(Given records Opens)

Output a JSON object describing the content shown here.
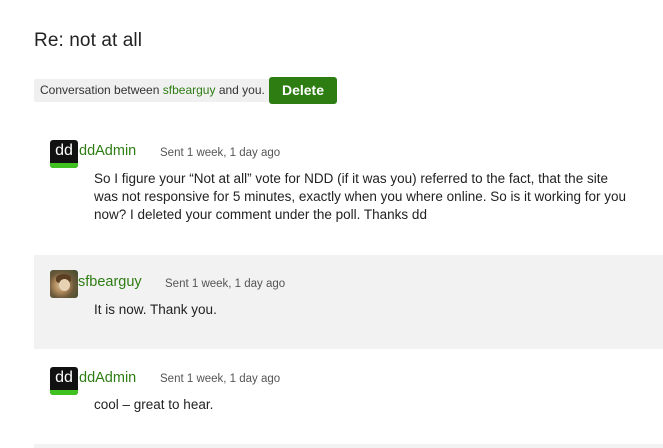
{
  "page": {
    "title": "Re: not at all"
  },
  "conversation": {
    "prefix": "Conversation between",
    "other_user": "sfbearguy",
    "suffix": "and you.",
    "delete_label": "Delete"
  },
  "messages": [
    {
      "author": "ddAdmin",
      "avatar_text": "dd",
      "sent": "Sent 1 week, 1 day ago",
      "body": "So I figure your “Not at all” vote for NDD (if it was you) referred to the fact, that the site was not responsive for 5 minutes, exactly when you where online. So is it working for you now? I deleted your comment under the poll. Thanks dd"
    },
    {
      "author": "sfbearguy",
      "sent": "Sent 1 week, 1 day ago",
      "body": "It is now. Thank you."
    },
    {
      "author": "ddAdmin",
      "avatar_text": "dd",
      "sent": "Sent 1 week, 1 day ago",
      "body": "cool – great to hear."
    }
  ],
  "colors": {
    "accent": "#2e7d13",
    "alt_row": "#f2f2f2",
    "avatar_bar": "#3fc21f"
  }
}
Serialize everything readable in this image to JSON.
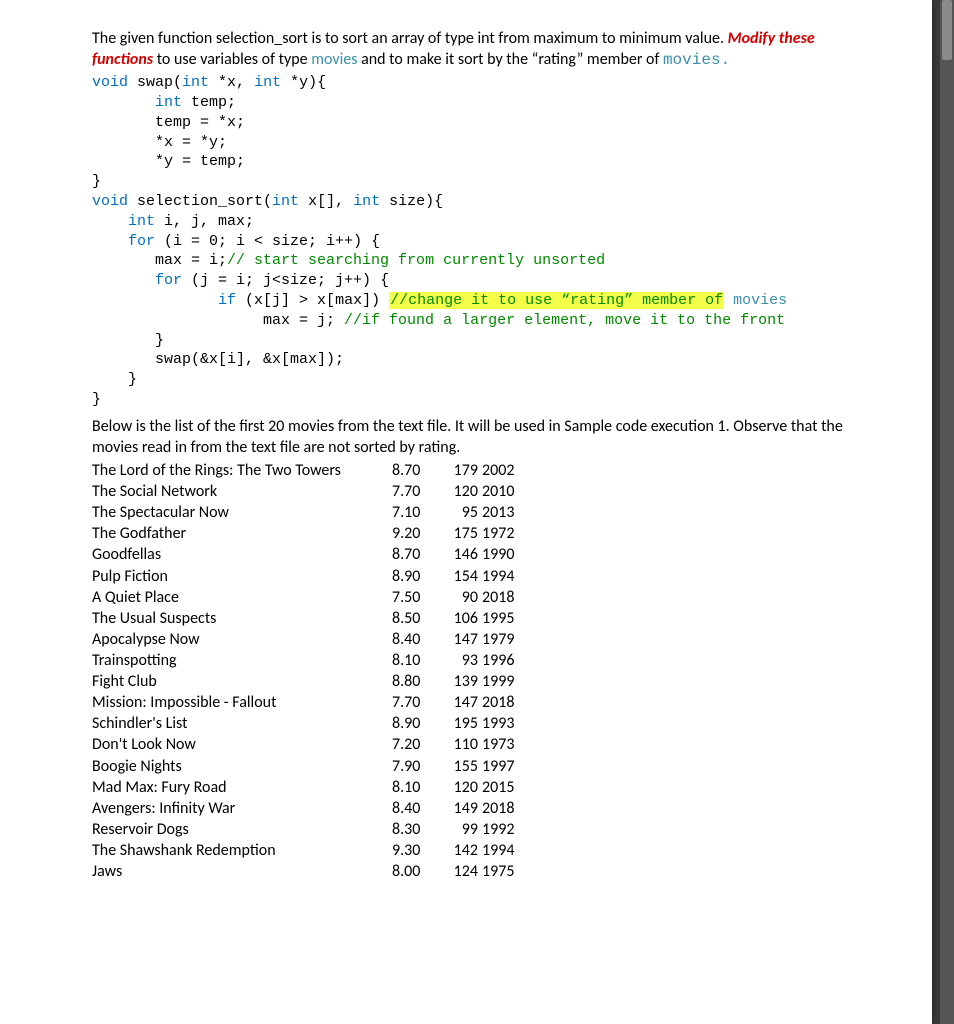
{
  "intro": {
    "part1": "The given function selection_sort is to sort an array of type int from maximum to minimum value. ",
    "modify": "Modify these functions",
    "part2": " to use variables of type ",
    "movies_word": "movies",
    "part3": " and to make it sort by the “rating” member of ",
    "movies_word2": "movies",
    "period": "."
  },
  "code": {
    "swap": {
      "sig_void": "void",
      "sig_name": " swap(",
      "sig_int1": "int",
      "sig_mid": " *x, ",
      "sig_int2": "int",
      "sig_end": " *y){",
      "l2_kw": "int",
      "l2_rest": " temp;",
      "l3": "temp = *x;",
      "l4": "*x = *y;",
      "l5": "*y = temp;",
      "close": "}"
    },
    "sort": {
      "sig_void": "void",
      "sig_name": " selection_sort(",
      "sig_int": "int",
      "sig_mid": " x[], ",
      "sig_int2": "int",
      "sig_end": " size){",
      "decl_kw": "int",
      "decl_rest": " i, j, max;",
      "for1_kw": "for",
      "for1_body": " (i = 0; i < size; i++) {",
      "max_line": "max = i;",
      "max_cmt": "// start searching from currently unsorted",
      "for2_kw": "for",
      "for2_body": " (j = i; j<size; j++) {",
      "if_kw": "if",
      "if_cond": " (x[j] > x[max]) ",
      "if_hl_cmt": "//change it to use “rating” member of",
      "if_hl_movies": " movies",
      "maxj": "max = j; ",
      "maxj_cmt": "//if found a larger element, move it to the front",
      "close_inner": "}",
      "swap_call": "swap(&x[i], &x[max]);",
      "close_for": "}",
      "close_fn": "}"
    }
  },
  "below_para": "Below is the list of the first 20 movies from the text file. It will be used in Sample code execution 1. Observe that the movies read in from the text file are not sorted by rating.",
  "movies": [
    {
      "title": "The Lord of the Rings: The Two Towers",
      "rating": "8.70",
      "runtime": "179",
      "year": "2002"
    },
    {
      "title": "The Social Network",
      "rating": "7.70",
      "runtime": "120",
      "year": "2010"
    },
    {
      "title": "The Spectacular Now",
      "rating": "7.10",
      "runtime": "95",
      "year": "2013"
    },
    {
      "title": "The Godfather",
      "rating": "9.20",
      "runtime": "175",
      "year": "1972"
    },
    {
      "title": "Goodfellas",
      "rating": "8.70",
      "runtime": "146",
      "year": "1990"
    },
    {
      "title": "Pulp Fiction",
      "rating": "8.90",
      "runtime": "154",
      "year": "1994"
    },
    {
      "title": "A Quiet Place",
      "rating": "7.50",
      "runtime": "90",
      "year": "2018"
    },
    {
      "title": "The Usual Suspects",
      "rating": "8.50",
      "runtime": "106",
      "year": "1995"
    },
    {
      "title": "Apocalypse Now",
      "rating": "8.40",
      "runtime": "147",
      "year": "1979"
    },
    {
      "title": "Trainspotting",
      "rating": "8.10",
      "runtime": "93",
      "year": "1996"
    },
    {
      "title": "Fight Club",
      "rating": "8.80",
      "runtime": "139",
      "year": "1999"
    },
    {
      "title": "Mission: Impossible - Fallout",
      "rating": "7.70",
      "runtime": "147",
      "year": "2018"
    },
    {
      "title": "Schindler's List",
      "rating": "8.90",
      "runtime": "195",
      "year": "1993"
    },
    {
      "title": "Don't Look Now",
      "rating": "7.20",
      "runtime": "110",
      "year": "1973"
    },
    {
      "title": "Boogie Nights",
      "rating": "7.90",
      "runtime": "155",
      "year": "1997"
    },
    {
      "title": "Mad Max: Fury Road",
      "rating": "8.10",
      "runtime": "120",
      "year": "2015"
    },
    {
      "title": "Avengers: Infinity War",
      "rating": "8.40",
      "runtime": "149",
      "year": "2018"
    },
    {
      "title": "Reservoir Dogs",
      "rating": "8.30",
      "runtime": "99",
      "year": "1992"
    },
    {
      "title": "The Shawshank Redemption",
      "rating": "9.30",
      "runtime": "142",
      "year": "1994"
    },
    {
      "title": "Jaws",
      "rating": "8.00",
      "runtime": "124",
      "year": "1975"
    }
  ]
}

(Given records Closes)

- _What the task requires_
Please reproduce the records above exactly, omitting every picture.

- _Solution for this problem_
Output a JSON object describing the content shown here.
{
  "page": {
    "title": "Re: not at all"
  },
  "conversation": {
    "prefix": "Conversation between",
    "other_user": "sfbearguy",
    "suffix": "and you.",
    "delete_label": "Delete"
  },
  "messages": [
    {
      "author": "ddAdmin",
      "avatar_text": "dd",
      "sent": "Sent 1 week, 1 day ago",
      "body": "So I figure your “Not at all” vote for NDD (if it was you) referred to the fact, that the site was not responsive for 5 minutes, exactly when you where online. So is it working for you now? I deleted your comment under the poll. Thanks dd"
    },
    {
      "author": "sfbearguy",
      "sent": "Sent 1 week, 1 day ago",
      "body": "It is now. Thank you."
    },
    {
      "author": "ddAdmin",
      "avatar_text": "dd",
      "sent": "Sent 1 week, 1 day ago",
      "body": "cool – great to hear."
    }
  ],
  "colors": {
    "accent": "#2e7d13",
    "alt_row": "#f2f2f2",
    "avatar_bar": "#3fc21f"
  }
}
Serialize everything readable in this image to JSON.
{
  "intro": {
    "part1": "The given function selection_sort is to sort an array of type int from maximum to minimum value. ",
    "modify": "Modify these functions",
    "part2": " to use variables of type ",
    "movies_word": "movies",
    "part3": " and to make it sort by the “rating” member of ",
    "movies_word2": "movies",
    "period": "."
  },
  "code": {
    "swap": {
      "sig_void": "void",
      "sig_name": " swap(",
      "sig_int1": "int",
      "sig_mid": " *x, ",
      "sig_int2": "int",
      "sig_end": " *y){",
      "l2_kw": "int",
      "l2_rest": " temp;",
      "l3": "temp = *x;",
      "l4": "*x = *y;",
      "l5": "*y = temp;",
      "close": "}"
    },
    "sort": {
      "sig_void": "void",
      "sig_name": " selection_sort(",
      "sig_int": "int",
      "sig_mid": " x[], ",
      "sig_int2": "int",
      "sig_end": " size){",
      "decl_kw": "int",
      "decl_rest": " i, j, max;",
      "for1_kw": "for",
      "for1_body": " (i = 0; i < size; i++) {",
      "max_line": "max = i;",
      "max_cmt": "// start searching from currently unsorted",
      "for2_kw": "for",
      "for2_body": " (j = i; j<size; j++) {",
      "if_kw": "if",
      "if_cond": " (x[j] > x[max]) ",
      "if_hl_cmt": "//change it to use “rating” member of",
      "if_hl_movies": " movies",
      "maxj": "max = j; ",
      "maxj_cmt": "//if found a larger element, move it to the front",
      "close_inner": "}",
      "swap_call": "swap(&x[i], &x[max]);",
      "close_for": "}",
      "close_fn": "}"
    }
  },
  "below_para": "Below is the list of the first 20 movies from the text file. It will be used in Sample code execution 1. Observe that the movies read in from the text file are not sorted by rating.",
  "movies": [
    {
      "title": "The Lord of the Rings: The Two Towers",
      "rating": "8.70",
      "runtime": "179",
      "year": "2002"
    },
    {
      "title": "The Social Network",
      "rating": "7.70",
      "runtime": "120",
      "year": "2010"
    },
    {
      "title": "The Spectacular Now",
      "rating": "7.10",
      "runtime": "95",
      "year": "2013"
    },
    {
      "title": "The Godfather",
      "rating": "9.20",
      "runtime": "175",
      "year": "1972"
    },
    {
      "title": "Goodfellas",
      "rating": "8.70",
      "runtime": "146",
      "year": "1990"
    },
    {
      "title": "Pulp Fiction",
      "rating": "8.90",
      "runtime": "154",
      "year": "1994"
    },
    {
      "title": "A Quiet Place",
      "rating": "7.50",
      "runtime": "90",
      "year": "2018"
    },
    {
      "title": "The Usual Suspects",
      "rating": "8.50",
      "runtime": "106",
      "year": "1995"
    },
    {
      "title": "Apocalypse Now",
      "rating": "8.40",
      "runtime": "147",
      "year": "1979"
    },
    {
      "title": "Trainspotting",
      "rating": "8.10",
      "runtime": "93",
      "year": "1996"
    },
    {
      "title": "Fight Club",
      "rating": "8.80",
      "runtime": "139",
      "year": "1999"
    },
    {
      "title": "Mission: Impossible - Fallout",
      "rating": "7.70",
      "runtime": "147",
      "year": "2018"
    },
    {
      "title": "Schindler's List",
      "rating": "8.90",
      "runtime": "195",
      "year": "1993"
    },
    {
      "title": "Don't Look Now",
      "rating": "7.20",
      "runtime": "110",
      "year": "1973"
    },
    {
      "title": "Boogie Nights",
      "rating": "7.90",
      "runtime": "155",
      "year": "1997"
    },
    {
      "title": "Mad Max: Fury Road",
      "rating": "8.10",
      "runtime": "120",
      "year": "2015"
    },
    {
      "title": "Avengers: Infinity War",
      "rating": "8.40",
      "runtime": "149",
      "year": "2018"
    },
    {
      "title": "Reservoir Dogs",
      "rating": "8.30",
      "runtime": "99",
      "year": "1992"
    },
    {
      "title": "The Shawshank Redemption",
      "rating": "9.30",
      "runtime": "142",
      "year": "1994"
    },
    {
      "title": "Jaws",
      "rating": "8.00",
      "runtime": "124",
      "year": "1975"
    }
  ]
}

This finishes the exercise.